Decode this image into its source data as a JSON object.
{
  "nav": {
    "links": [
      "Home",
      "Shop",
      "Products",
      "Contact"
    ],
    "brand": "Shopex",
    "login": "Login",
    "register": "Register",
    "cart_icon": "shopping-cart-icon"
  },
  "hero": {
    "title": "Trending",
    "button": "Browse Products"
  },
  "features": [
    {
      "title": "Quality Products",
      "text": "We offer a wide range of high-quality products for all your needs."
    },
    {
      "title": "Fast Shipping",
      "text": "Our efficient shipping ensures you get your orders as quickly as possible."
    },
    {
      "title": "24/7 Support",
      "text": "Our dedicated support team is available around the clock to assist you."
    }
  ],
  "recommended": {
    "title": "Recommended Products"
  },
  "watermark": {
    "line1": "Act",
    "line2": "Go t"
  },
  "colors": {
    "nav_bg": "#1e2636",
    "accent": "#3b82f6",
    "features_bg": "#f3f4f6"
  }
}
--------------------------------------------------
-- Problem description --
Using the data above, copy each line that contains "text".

-- Task response --
      "text": "We offer a wide range of high-quality products for all your needs."
      "text": "Our efficient shipping ensures you get your orders as quickly as possible."
      "text": "Our dedicated support team is available around the clock to assist you."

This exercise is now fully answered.